==== Records for processing ====

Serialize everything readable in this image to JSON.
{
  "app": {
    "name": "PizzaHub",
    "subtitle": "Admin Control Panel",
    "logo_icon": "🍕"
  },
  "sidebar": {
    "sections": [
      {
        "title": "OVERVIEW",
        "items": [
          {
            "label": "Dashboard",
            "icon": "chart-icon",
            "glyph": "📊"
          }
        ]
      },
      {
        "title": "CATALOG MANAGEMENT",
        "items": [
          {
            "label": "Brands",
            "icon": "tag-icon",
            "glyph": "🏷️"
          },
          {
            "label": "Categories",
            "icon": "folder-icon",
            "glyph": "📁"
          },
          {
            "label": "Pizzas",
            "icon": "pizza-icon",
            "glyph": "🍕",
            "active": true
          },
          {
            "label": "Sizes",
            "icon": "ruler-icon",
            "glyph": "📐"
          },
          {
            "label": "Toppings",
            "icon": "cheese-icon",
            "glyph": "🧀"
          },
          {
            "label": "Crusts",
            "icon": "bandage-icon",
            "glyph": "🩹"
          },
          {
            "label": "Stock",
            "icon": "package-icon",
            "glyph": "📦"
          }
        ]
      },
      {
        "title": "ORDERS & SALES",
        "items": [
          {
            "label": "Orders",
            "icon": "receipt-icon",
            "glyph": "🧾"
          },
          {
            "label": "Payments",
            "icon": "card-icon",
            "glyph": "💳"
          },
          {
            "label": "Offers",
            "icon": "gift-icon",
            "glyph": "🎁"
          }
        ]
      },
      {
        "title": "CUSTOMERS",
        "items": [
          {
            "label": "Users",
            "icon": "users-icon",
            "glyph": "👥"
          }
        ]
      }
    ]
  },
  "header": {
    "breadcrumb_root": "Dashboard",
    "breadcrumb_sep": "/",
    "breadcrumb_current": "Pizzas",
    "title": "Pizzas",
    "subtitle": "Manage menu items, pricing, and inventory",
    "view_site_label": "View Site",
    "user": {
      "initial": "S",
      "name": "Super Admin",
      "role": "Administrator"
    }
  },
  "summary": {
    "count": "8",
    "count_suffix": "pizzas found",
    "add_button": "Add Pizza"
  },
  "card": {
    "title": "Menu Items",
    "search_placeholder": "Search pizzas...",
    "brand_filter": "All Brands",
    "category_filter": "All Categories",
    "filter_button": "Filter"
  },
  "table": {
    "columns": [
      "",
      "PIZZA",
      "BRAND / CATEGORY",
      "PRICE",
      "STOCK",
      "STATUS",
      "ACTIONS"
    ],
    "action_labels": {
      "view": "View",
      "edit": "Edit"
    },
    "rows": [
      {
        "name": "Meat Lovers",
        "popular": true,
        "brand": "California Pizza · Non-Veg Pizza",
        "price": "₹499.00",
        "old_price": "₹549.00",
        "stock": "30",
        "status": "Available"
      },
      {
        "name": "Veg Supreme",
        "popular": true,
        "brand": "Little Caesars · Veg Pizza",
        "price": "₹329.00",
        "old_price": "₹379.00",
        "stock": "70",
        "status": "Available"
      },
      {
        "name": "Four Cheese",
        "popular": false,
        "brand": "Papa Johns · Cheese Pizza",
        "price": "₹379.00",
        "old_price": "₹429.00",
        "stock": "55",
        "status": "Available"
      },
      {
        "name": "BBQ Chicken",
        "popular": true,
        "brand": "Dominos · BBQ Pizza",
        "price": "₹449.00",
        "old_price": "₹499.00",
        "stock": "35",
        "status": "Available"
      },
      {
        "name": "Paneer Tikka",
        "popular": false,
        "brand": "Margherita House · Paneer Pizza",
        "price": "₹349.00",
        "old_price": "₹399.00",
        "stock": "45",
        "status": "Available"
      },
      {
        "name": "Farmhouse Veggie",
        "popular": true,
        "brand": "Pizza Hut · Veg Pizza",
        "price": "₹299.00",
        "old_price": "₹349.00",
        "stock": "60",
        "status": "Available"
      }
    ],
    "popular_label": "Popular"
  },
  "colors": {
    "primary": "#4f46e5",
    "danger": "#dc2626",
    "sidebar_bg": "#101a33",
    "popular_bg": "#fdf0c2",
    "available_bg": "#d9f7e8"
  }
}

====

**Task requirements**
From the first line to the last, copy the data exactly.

**Solution**
Serialize everything readable in this image to JSON.
{
  "app": {
    "name": "PizzaHub",
    "subtitle": "Admin Control Panel",
    "logo_icon": "🍕"
  },
  "sidebar": {
    "sections": [
      {
        "title": "OVERVIEW",
        "items": [
          {
            "label": "Dashboard",
            "icon": "chart-icon",
            "glyph": "📊"
          }
        ]
      },
      {
        "title": "CATALOG MANAGEMENT",
        "items": [
          {
            "label": "Brands",
            "icon": "tag-icon",
            "glyph": "🏷️"
          },
          {
            "label": "Categories",
            "icon": "folder-icon",
            "glyph": "📁"
          },
          {
            "label": "Pizzas",
            "icon": "pizza-icon",
            "glyph": "🍕",
            "active": true
          },
          {
            "label": "Sizes",
            "icon": "ruler-icon",
            "glyph": "📐"
          },
          {
            "label": "Toppings",
            "icon": "cheese-icon",
            "glyph": "🧀"
          },
          {
            "label": "Crusts",
            "icon": "bandage-icon",
            "glyph": "🩹"
          },
          {
            "label": "Stock",
            "icon": "package-icon",
            "glyph": "📦"
          }
        ]
      },
      {
        "title": "ORDERS & SALES",
        "items": [
          {
            "label": "Orders",
            "icon": "receipt-icon",
            "glyph": "🧾"
          },
          {
            "label": "Payments",
            "icon": "card-icon",
            "glyph": "💳"
          },
          {
            "label": "Offers",
            "icon": "gift-icon",
            "glyph": "🎁"
          }
        ]
      },
      {
        "title": "CUSTOMERS",
        "items": [
          {
            "label": "Users",
            "icon": "users-icon",
            "glyph": "👥"
          }
        ]
      }
    ]
  },
  "header": {
    "breadcrumb_root": "Dashboard",
    "breadcrumb_sep": "/",
    "breadcrumb_current": "Pizzas",
    "title": "Pizzas",
    "subtitle": "Manage menu items, pricing, and inventory",
    "view_site_label": "View Site",
    "user": {
      "initial": "S",
      "name": "Super Admin",
      "role": "Administrator"
    }
  },
  "summary": {
    "count": "8",
    "count_suffix": "pizzas found",
    "add_button": "Add Pizza"
  },
  "card": {
    "title": "Menu Items",
    "search_placeholder": "Search pizzas...",
    "brand_filter": "All Brands",
    "category_filter": "All Categories",
    "filter_button": "Filter"
  },
  "table": {
    "columns": [
      "",
      "PIZZA",
      "BRAND / CATEGORY",
      "PRICE",
      "STOCK",
      "STATUS",
      "ACTIONS"
    ],
    "action_labels": {
      "view": "View",
      "edit": "Edit"
    },
    "rows": [
      {
        "name": "Meat Lovers",
        "popular": true,
        "brand": "California Pizza · Non-Veg Pizza",
        "price": "₹499.00",
        "old_price": "₹549.00",
        "stock": "30",
        "status": "Available"
      },
      {
        "name": "Veg Supreme",
        "popular": true,
        "brand": "Little Caesars · Veg Pizza",
        "price": "₹329.00",
        "old_price": "₹379.00",
        "stock": "70",
        "status": "Available"
      },
      {
        "name": "Four Cheese",
        "popular": false,
        "brand": "Papa Johns · Cheese Pizza",
        "price": "₹379.00",
        "old_price": "₹429.00",
        "stock": "55",
        "status": "Available"
      },
      {
        "name": "BBQ Chicken",
        "popular": true,
        "brand": "Dominos · BBQ Pizza",
        "price": "₹449.00",
        "old_price": "₹499.00",
        "stock": "35",
        "status": "Available"
      },
      {
        "name": "Paneer Tikka",
        "popular": false,
        "brand": "Margherita House · Paneer Pizza",
        "price": "₹349.00",
        "old_price": "₹399.00",
        "stock": "45",
        "status": "Available"
      },
      {
        "name": "Farmhouse Veggie",
        "popular": true,
        "brand": "Pizza Hut · Veg Pizza",
        "price": "₹299.00",
        "old_price": "₹349.00",
        "stock": "60",
        "status": "Available"
      }
    ],
    "popular_label": "Popular"
  },
  "colors": {
    "primary": "#4f46e5",
    "danger": "#dc2626",
    "sidebar_bg": "#101a33",
    "popular_bg": "#fdf0c2",
    "available_bg": "#d9f7e8"
  }
}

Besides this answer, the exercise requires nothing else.